◆ YOUR INSTRUCTIONS:
Repeat each entry. Keep every line exactly as it is.

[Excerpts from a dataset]
• • •
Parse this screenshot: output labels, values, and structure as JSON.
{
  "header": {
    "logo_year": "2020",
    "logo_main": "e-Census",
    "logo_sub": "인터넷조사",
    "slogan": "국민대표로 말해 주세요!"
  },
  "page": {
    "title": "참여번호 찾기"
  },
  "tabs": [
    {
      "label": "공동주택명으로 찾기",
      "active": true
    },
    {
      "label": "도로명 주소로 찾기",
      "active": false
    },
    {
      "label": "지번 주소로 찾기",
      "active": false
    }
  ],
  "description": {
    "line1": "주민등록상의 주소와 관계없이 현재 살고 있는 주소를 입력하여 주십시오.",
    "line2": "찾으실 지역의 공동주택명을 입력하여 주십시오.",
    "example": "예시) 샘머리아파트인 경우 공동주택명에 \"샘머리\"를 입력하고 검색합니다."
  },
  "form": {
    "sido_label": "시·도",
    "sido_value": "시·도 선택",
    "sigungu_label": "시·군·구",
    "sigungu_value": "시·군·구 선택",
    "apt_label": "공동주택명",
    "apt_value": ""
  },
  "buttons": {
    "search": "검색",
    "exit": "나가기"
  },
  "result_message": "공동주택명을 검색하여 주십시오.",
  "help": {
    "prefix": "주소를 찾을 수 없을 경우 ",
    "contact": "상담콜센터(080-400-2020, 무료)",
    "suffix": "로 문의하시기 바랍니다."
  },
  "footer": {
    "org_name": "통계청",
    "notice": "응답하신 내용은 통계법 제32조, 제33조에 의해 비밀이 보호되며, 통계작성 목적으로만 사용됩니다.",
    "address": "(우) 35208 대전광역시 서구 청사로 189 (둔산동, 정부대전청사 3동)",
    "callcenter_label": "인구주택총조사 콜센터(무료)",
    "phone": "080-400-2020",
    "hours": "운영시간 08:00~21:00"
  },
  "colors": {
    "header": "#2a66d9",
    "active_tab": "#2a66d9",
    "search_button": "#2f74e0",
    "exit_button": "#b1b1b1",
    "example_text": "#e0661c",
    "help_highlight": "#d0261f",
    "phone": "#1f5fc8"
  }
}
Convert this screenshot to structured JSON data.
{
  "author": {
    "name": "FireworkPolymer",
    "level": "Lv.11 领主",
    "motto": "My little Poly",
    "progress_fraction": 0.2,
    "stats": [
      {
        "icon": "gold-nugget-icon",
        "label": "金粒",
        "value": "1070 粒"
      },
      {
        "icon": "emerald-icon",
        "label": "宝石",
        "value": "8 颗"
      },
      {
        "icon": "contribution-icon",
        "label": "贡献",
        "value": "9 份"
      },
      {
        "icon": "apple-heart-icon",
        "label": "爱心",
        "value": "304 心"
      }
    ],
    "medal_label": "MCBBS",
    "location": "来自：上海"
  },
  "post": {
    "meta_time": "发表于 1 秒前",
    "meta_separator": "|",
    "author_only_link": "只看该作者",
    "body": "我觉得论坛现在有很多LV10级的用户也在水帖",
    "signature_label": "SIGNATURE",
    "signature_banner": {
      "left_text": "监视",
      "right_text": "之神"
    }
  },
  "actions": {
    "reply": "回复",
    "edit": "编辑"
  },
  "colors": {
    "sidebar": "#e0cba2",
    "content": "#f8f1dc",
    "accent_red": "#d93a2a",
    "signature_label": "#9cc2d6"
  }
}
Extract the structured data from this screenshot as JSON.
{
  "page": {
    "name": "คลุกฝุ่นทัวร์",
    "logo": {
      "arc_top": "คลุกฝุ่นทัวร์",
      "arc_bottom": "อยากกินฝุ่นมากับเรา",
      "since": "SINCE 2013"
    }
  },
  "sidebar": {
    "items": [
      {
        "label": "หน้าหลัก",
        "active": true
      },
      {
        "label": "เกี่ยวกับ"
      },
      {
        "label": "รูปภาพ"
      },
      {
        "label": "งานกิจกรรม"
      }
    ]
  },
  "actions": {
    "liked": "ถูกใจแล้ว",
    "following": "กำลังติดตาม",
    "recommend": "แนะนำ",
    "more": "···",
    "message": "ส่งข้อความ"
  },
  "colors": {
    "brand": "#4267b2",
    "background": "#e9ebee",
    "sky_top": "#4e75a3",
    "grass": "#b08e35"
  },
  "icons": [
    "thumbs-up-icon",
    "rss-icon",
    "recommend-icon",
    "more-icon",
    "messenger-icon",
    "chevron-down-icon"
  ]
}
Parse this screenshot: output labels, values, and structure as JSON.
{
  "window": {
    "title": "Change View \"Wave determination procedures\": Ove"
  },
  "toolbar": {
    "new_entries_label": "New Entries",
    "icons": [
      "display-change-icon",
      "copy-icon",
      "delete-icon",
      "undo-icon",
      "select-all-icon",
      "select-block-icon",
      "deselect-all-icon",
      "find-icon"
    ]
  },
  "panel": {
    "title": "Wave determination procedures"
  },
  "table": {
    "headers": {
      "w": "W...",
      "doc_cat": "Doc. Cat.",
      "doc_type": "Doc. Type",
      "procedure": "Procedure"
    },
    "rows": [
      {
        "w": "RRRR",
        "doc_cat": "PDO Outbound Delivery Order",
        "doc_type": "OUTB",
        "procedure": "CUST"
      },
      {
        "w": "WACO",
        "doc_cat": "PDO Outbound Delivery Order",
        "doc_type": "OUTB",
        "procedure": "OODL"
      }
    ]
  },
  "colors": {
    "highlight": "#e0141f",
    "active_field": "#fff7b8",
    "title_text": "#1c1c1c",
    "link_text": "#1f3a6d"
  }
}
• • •
◆ FINISHED TASK:
Parse this screenshot: output labels, values, and structure as JSON.
{
  "header": {
    "logo_year": "2020",
    "logo_main": "e-Census",
    "logo_sub": "인터넷조사",
    "slogan": "국민대표로 말해 주세요!"
  },
  "page": {
    "title": "참여번호 찾기"
  },
  "tabs": [
    {
      "label": "공동주택명으로 찾기",
      "active": true
    },
    {
      "label": "도로명 주소로 찾기",
      "active": false
    },
    {
      "label": "지번 주소로 찾기",
      "active": false
    }
  ],
  "description": {
    "line1": "주민등록상의 주소와 관계없이 현재 살고 있는 주소를 입력하여 주십시오.",
    "line2": "찾으실 지역의 공동주택명을 입력하여 주십시오.",
    "example": "예시) 샘머리아파트인 경우 공동주택명에 \"샘머리\"를 입력하고 검색합니다."
  },
  "form": {
    "sido_label": "시·도",
    "sido_value": "시·도 선택",
    "sigungu_label": "시·군·구",
    "sigungu_value": "시·군·구 선택",
    "apt_label": "공동주택명",
    "apt_value": ""
  },
  "buttons": {
    "search": "검색",
    "exit": "나가기"
  },
  "result_message": "공동주택명을 검색하여 주십시오.",
  "help": {
    "prefix": "주소를 찾을 수 없을 경우 ",
    "contact": "상담콜센터(080-400-2020, 무료)",
    "suffix": "로 문의하시기 바랍니다."
  },
  "footer": {
    "org_name": "통계청",
    "notice": "응답하신 내용은 통계법 제32조, 제33조에 의해 비밀이 보호되며, 통계작성 목적으로만 사용됩니다.",
    "address": "(우) 35208 대전광역시 서구 청사로 189 (둔산동, 정부대전청사 3동)",
    "callcenter_label": "인구주택총조사 콜센터(무료)",
    "phone": "080-400-2020",
    "hours": "운영시간 08:00~21:00"
  },
  "colors": {
    "header": "#2a66d9",
    "active_tab": "#2a66d9",
    "search_button": "#2f74e0",
    "exit_button": "#b1b1b1",
    "example_text": "#e0661c",
    "help_highlight": "#d0261f",
    "phone": "#1f5fc8"
  }
}
Convert this screenshot to structured JSON data.
{
  "author": {
    "name": "FireworkPolymer",
    "level": "Lv.11 领主",
    "motto": "My little Poly",
    "progress_fraction": 0.2,
    "stats": [
      {
        "icon": "gold-nugget-icon",
        "label": "金粒",
        "value": "1070 粒"
      },
      {
        "icon": "emerald-icon",
        "label": "宝石",
        "value": "8 颗"
      },
      {
        "icon": "contribution-icon",
        "label": "贡献",
        "value": "9 份"
      },
      {
        "icon": "apple-heart-icon",
        "label": "爱心",
        "value": "304 心"
      }
    ],
    "medal_label": "MCBBS",
    "location": "来自：上海"
  },
  "post": {
    "meta_time": "发表于 1 秒前",
    "meta_separator": "|",
    "author_only_link": "只看该作者",
    "body": "我觉得论坛现在有很多LV10级的用户也在水帖",
    "signature_label": "SIGNATURE",
    "signature_banner": {
      "left_text": "监视",
      "right_text": "之神"
    }
  },
  "actions": {
    "reply": "回复",
    "edit": "编辑"
  },
  "colors": {
    "sidebar": "#e0cba2",
    "content": "#f8f1dc",
    "accent_red": "#d93a2a",
    "signature_label": "#9cc2d6"
  }
}
Extract the structured data from this screenshot as JSON.
{
  "page": {
    "name": "คลุกฝุ่นทัวร์",
    "logo": {
      "arc_top": "คลุกฝุ่นทัวร์",
      "arc_bottom": "อยากกินฝุ่นมากับเรา",
      "since": "SINCE 2013"
    }
  },
  "sidebar": {
    "items": [
      {
        "label": "หน้าหลัก",
        "active": true
      },
      {
        "label": "เกี่ยวกับ"
      },
      {
        "label": "รูปภาพ"
      },
      {
        "label": "งานกิจกรรม"
      }
    ]
  },
  "actions": {
    "liked": "ถูกใจแล้ว",
    "following": "กำลังติดตาม",
    "recommend": "แนะนำ",
    "more": "···",
    "message": "ส่งข้อความ"
  },
  "colors": {
    "brand": "#4267b2",
    "background": "#e9ebee",
    "sky_top": "#4e75a3",
    "grass": "#b08e35"
  },
  "icons": [
    "thumbs-up-icon",
    "rss-icon",
    "recommend-icon",
    "more-icon",
    "messenger-icon",
    "chevron-down-icon"
  ]
}
Parse this screenshot: output labels, values, and structure as JSON.
{
  "window": {
    "title": "Change View \"Wave determination procedures\": Ove"
  },
  "toolbar": {
    "new_entries_label": "New Entries",
    "icons": [
      "display-change-icon",
      "copy-icon",
      "delete-icon",
      "undo-icon",
      "select-all-icon",
      "select-block-icon",
      "deselect-all-icon",
      "find-icon"
    ]
  },
  "panel": {
    "title": "Wave determination procedures"
  },
  "table": {
    "headers": {
      "w": "W...",
      "doc_cat": "Doc. Cat.",
      "doc_type": "Doc. Type",
      "procedure": "Procedure"
    },
    "rows": [
      {
        "w": "RRRR",
        "doc_cat": "PDO Outbound Delivery Order",
        "doc_type": "OUTB",
        "procedure": "CUST"
      },
      {
        "w": "WACO",
        "doc_cat": "PDO Outbound Delivery Order",
        "doc_type": "OUTB",
        "procedure": "OODL"
      }
    ]
  },
  "colors": {
    "highlight": "#e0141f",
    "active_field": "#fff7b8",
    "title_text": "#1c1c1c",
    "link_text": "#1f3a6d"
  }
}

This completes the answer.